### What you should do:
What is the number of lines in the data that contain "icon"? Respond with nothing else.

### Raw data:
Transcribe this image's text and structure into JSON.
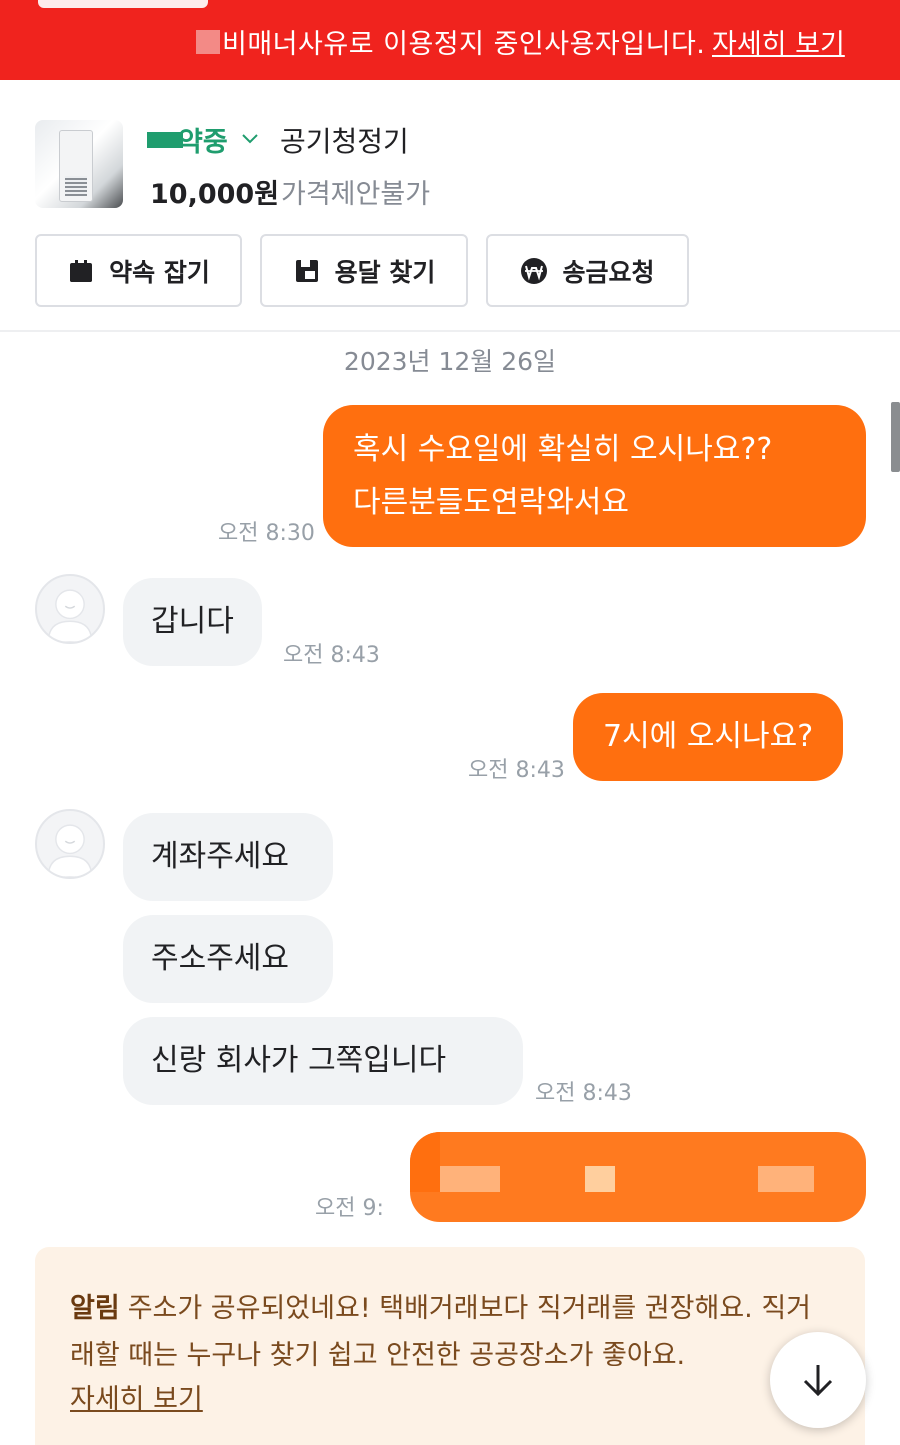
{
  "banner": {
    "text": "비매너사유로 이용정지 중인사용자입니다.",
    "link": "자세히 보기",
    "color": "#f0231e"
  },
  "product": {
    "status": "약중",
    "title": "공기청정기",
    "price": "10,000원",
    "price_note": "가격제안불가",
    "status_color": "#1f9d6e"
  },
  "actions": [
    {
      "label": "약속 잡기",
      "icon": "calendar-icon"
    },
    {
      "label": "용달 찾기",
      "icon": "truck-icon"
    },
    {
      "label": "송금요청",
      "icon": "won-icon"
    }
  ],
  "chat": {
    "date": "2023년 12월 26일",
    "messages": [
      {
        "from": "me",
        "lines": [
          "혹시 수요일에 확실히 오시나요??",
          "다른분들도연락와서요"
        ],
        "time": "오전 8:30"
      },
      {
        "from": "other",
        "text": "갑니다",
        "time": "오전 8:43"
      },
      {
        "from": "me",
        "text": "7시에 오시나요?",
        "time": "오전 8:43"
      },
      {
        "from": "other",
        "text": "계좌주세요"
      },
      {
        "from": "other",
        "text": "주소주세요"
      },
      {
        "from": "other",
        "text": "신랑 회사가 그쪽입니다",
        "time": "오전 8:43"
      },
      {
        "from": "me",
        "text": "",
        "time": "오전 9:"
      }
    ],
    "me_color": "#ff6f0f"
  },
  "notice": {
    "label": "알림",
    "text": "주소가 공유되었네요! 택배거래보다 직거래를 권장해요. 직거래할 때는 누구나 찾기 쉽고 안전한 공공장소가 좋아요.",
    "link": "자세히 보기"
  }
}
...
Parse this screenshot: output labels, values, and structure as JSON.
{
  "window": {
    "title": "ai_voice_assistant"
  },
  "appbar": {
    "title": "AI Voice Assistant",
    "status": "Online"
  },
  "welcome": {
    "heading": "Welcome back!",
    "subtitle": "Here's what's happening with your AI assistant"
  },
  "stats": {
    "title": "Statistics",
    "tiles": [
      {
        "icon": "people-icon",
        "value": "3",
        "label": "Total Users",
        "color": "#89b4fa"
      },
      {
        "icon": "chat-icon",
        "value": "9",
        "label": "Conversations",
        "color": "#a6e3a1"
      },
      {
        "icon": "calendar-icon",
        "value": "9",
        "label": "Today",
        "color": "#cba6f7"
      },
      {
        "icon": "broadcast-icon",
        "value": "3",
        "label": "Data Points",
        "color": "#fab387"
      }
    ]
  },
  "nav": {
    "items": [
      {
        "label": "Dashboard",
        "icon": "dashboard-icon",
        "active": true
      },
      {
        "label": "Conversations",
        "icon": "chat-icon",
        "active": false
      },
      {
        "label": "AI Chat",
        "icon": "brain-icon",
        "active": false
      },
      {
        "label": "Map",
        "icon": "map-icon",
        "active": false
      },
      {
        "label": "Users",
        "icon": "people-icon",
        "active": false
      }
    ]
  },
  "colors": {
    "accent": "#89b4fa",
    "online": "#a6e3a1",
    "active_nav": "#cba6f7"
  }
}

### Exercise answer:
12